___ Raw data

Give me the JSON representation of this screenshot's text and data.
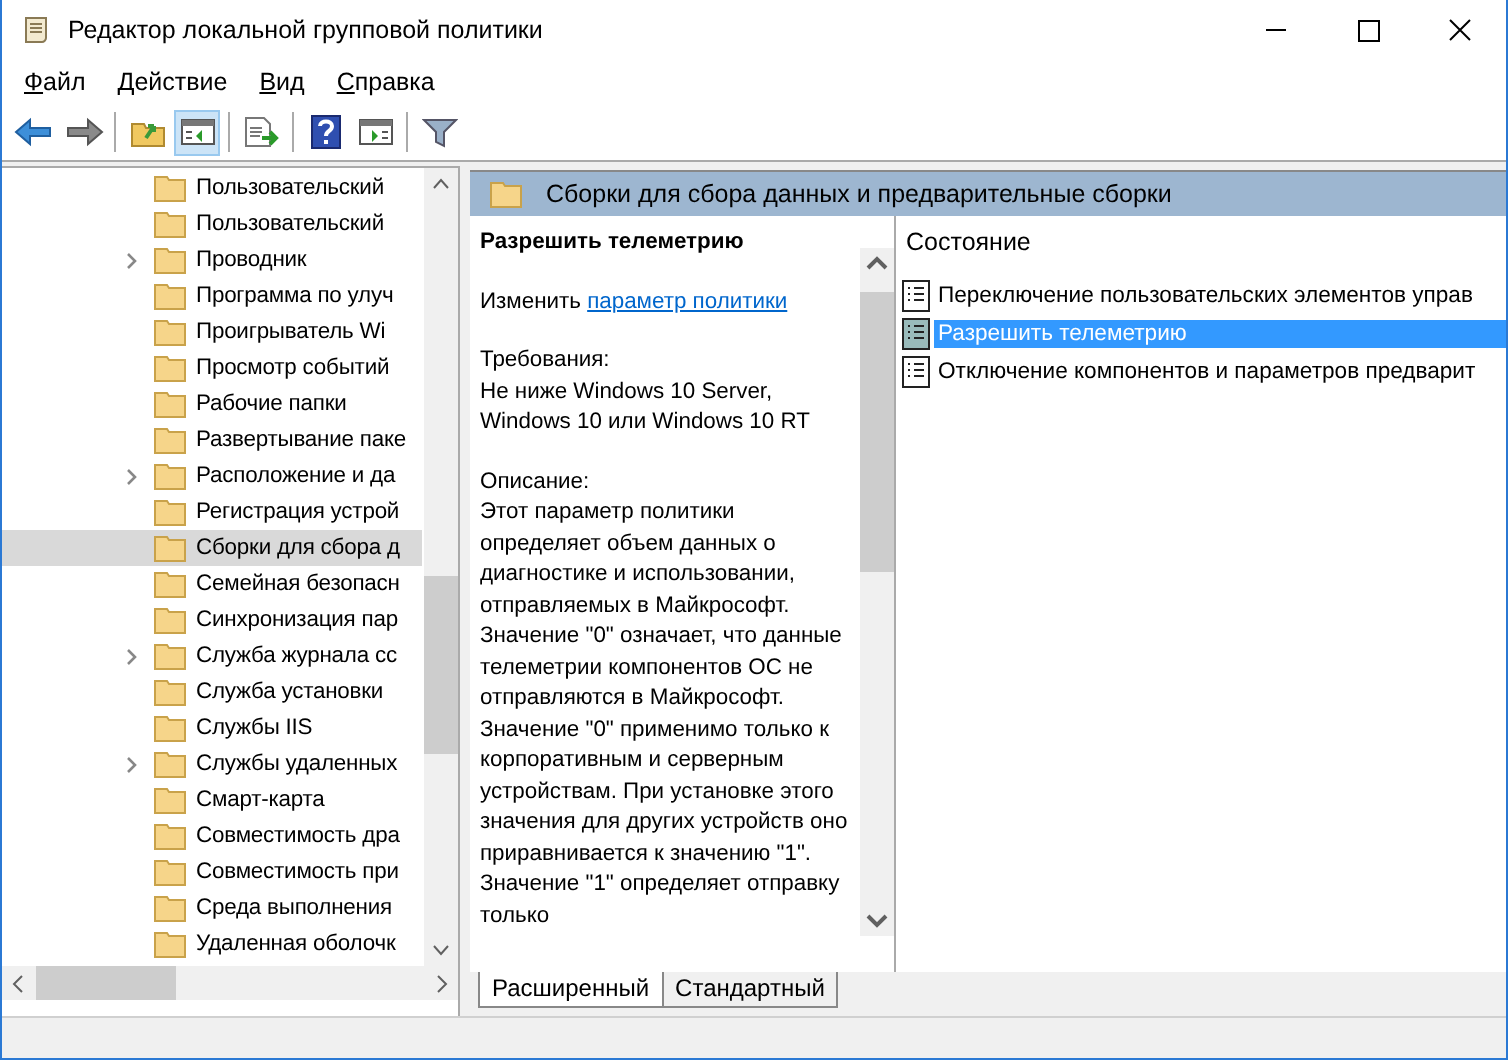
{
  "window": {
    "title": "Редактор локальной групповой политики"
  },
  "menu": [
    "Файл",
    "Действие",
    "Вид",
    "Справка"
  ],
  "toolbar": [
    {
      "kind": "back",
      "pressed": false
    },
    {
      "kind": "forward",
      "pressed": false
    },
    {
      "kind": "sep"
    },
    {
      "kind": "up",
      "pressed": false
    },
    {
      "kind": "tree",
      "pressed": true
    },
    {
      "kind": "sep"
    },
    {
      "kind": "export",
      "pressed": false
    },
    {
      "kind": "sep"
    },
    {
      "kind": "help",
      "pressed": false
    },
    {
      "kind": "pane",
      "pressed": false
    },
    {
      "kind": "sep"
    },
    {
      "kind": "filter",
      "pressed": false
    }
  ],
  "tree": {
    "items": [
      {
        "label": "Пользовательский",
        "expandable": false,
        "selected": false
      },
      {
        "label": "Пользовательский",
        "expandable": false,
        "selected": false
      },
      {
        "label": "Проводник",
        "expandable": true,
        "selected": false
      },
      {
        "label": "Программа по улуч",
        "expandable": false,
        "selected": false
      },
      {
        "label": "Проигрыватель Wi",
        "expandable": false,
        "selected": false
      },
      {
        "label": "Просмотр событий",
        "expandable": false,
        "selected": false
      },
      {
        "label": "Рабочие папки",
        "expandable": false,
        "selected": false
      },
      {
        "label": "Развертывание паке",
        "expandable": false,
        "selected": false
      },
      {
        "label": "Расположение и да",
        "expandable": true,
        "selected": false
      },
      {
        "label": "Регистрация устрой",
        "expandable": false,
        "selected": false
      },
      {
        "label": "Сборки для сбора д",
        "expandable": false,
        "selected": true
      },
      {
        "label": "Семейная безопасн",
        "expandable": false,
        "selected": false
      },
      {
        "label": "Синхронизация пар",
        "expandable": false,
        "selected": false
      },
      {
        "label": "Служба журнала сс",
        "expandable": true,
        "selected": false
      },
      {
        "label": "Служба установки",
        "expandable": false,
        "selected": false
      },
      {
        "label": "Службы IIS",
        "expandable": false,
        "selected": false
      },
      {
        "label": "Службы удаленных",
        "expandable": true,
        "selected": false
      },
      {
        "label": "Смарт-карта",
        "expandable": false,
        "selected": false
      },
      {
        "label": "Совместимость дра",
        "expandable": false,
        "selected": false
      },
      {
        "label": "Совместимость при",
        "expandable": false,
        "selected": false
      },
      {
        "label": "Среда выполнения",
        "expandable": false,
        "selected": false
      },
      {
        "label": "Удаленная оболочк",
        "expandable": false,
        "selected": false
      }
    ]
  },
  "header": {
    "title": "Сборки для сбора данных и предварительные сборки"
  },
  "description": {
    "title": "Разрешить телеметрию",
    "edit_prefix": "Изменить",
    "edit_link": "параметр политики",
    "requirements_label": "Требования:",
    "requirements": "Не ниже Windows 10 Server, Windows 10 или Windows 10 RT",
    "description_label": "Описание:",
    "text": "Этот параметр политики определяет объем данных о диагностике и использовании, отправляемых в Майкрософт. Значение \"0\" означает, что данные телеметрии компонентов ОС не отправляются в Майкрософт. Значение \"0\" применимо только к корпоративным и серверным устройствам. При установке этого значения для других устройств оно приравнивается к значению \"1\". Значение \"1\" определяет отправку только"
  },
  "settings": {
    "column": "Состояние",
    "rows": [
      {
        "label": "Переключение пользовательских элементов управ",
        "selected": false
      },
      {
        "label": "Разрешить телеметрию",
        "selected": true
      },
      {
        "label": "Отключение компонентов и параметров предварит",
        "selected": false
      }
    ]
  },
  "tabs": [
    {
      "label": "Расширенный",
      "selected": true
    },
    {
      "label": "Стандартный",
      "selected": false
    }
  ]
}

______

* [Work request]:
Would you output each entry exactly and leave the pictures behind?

* [Written response]:
Give me the JSON representation of this screenshot's text and data.
{
  "window": {
    "title": "Редактор локальной групповой политики"
  },
  "menu": [
    "Файл",
    "Действие",
    "Вид",
    "Справка"
  ],
  "toolbar": [
    {
      "kind": "back",
      "pressed": false
    },
    {
      "kind": "forward",
      "pressed": false
    },
    {
      "kind": "sep"
    },
    {
      "kind": "up",
      "pressed": false
    },
    {
      "kind": "tree",
      "pressed": true
    },
    {
      "kind": "sep"
    },
    {
      "kind": "export",
      "pressed": false
    },
    {
      "kind": "sep"
    },
    {
      "kind": "help",
      "pressed": false
    },
    {
      "kind": "pane",
      "pressed": false
    },
    {
      "kind": "sep"
    },
    {
      "kind": "filter",
      "pressed": false
    }
  ],
  "tree": {
    "items": [
      {
        "label": "Пользовательский",
        "expandable": false,
        "selected": false
      },
      {
        "label": "Пользовательский",
        "expandable": false,
        "selected": false
      },
      {
        "label": "Проводник",
        "expandable": true,
        "selected": false
      },
      {
        "label": "Программа по улуч",
        "expandable": false,
        "selected": false
      },
      {
        "label": "Проигрыватель Wi",
        "expandable": false,
        "selected": false
      },
      {
        "label": "Просмотр событий",
        "expandable": false,
        "selected": false
      },
      {
        "label": "Рабочие папки",
        "expandable": false,
        "selected": false
      },
      {
        "label": "Развертывание паке",
        "expandable": false,
        "selected": false
      },
      {
        "label": "Расположение и да",
        "expandable": true,
        "selected": false
      },
      {
        "label": "Регистрация устрой",
        "expandable": false,
        "selected": false
      },
      {
        "label": "Сборки для сбора д",
        "expandable": false,
        "selected": true
      },
      {
        "label": "Семейная безопасн",
        "expandable": false,
        "selected": false
      },
      {
        "label": "Синхронизация пар",
        "expandable": false,
        "selected": false
      },
      {
        "label": "Служба журнала сс",
        "expandable": true,
        "selected": false
      },
      {
        "label": "Служба установки",
        "expandable": false,
        "selected": false
      },
      {
        "label": "Службы IIS",
        "expandable": false,
        "selected": false
      },
      {
        "label": "Службы удаленных",
        "expandable": true,
        "selected": false
      },
      {
        "label": "Смарт-карта",
        "expandable": false,
        "selected": false
      },
      {
        "label": "Совместимость дра",
        "expandable": false,
        "selected": false
      },
      {
        "label": "Совместимость при",
        "expandable": false,
        "selected": false
      },
      {
        "label": "Среда выполнения",
        "expandable": false,
        "selected": false
      },
      {
        "label": "Удаленная оболочк",
        "expandable": false,
        "selected": false
      }
    ]
  },
  "header": {
    "title": "Сборки для сбора данных и предварительные сборки"
  },
  "description": {
    "title": "Разрешить телеметрию",
    "edit_prefix": "Изменить",
    "edit_link": "параметр политики",
    "requirements_label": "Требования:",
    "requirements": "Не ниже Windows 10 Server, Windows 10 или Windows 10 RT",
    "description_label": "Описание:",
    "text": "Этот параметр политики определяет объем данных о диагностике и использовании, отправляемых в Майкрософт. Значение \"0\" означает, что данные телеметрии компонентов ОС не отправляются в Майкрософт. Значение \"0\" применимо только к корпоративным и серверным устройствам. При установке этого значения для других устройств оно приравнивается к значению \"1\". Значение \"1\" определяет отправку только"
  },
  "settings": {
    "column": "Состояние",
    "rows": [
      {
        "label": "Переключение пользовательских элементов управ",
        "selected": false
      },
      {
        "label": "Разрешить телеметрию",
        "selected": true
      },
      {
        "label": "Отключение компонентов и параметров предварит",
        "selected": false
      }
    ]
  },
  "tabs": [
    {
      "label": "Расширенный",
      "selected": true
    },
    {
      "label": "Стандартный",
      "selected": false
    }
  ]
}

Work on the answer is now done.